Another concern for the bloc is that most of the currently frozen Russian assets – about $200 billion – are with the Belgium-based clearing house Euroclear.

“The EU cannot bail out Euroclear,” one senior official said. “Euroclear manages trillions and its bankruptcy would be far more than the budget of the EU. We have to balance risk and profit.”

Russia has repeatedly warned the US and its allies that a seizure of its sovereign assets would amount to “theft” that would violate international law, undermine Western reserve currencies and disrupt the global financial system. Moscow also has access to $288 billion in Western assets it has threatened to confiscate in reprisal – much of it belonging to Euroclear.

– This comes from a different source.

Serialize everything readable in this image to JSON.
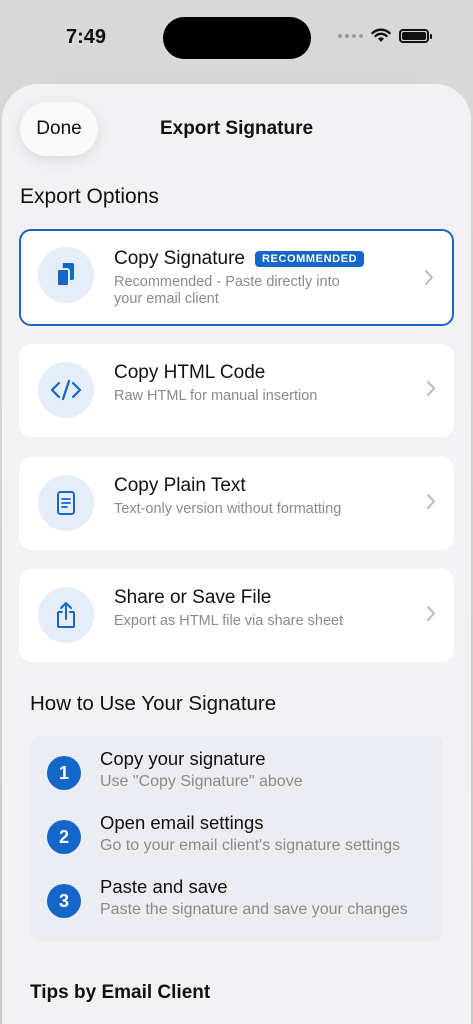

The frozen Russian assets are still generating interest, and the European Commission proposed last month to seize those funds and direct them to Ukraine, leaving the principal intact. According to officials who spoke to Reuters, this could amount to as much as €17 billion ($18.5 billion) over the next four years. The plan to send Kiev a total of €50 billion ($54.25 billion) in EU funding through 2027 has been held up by Hungary. (RT)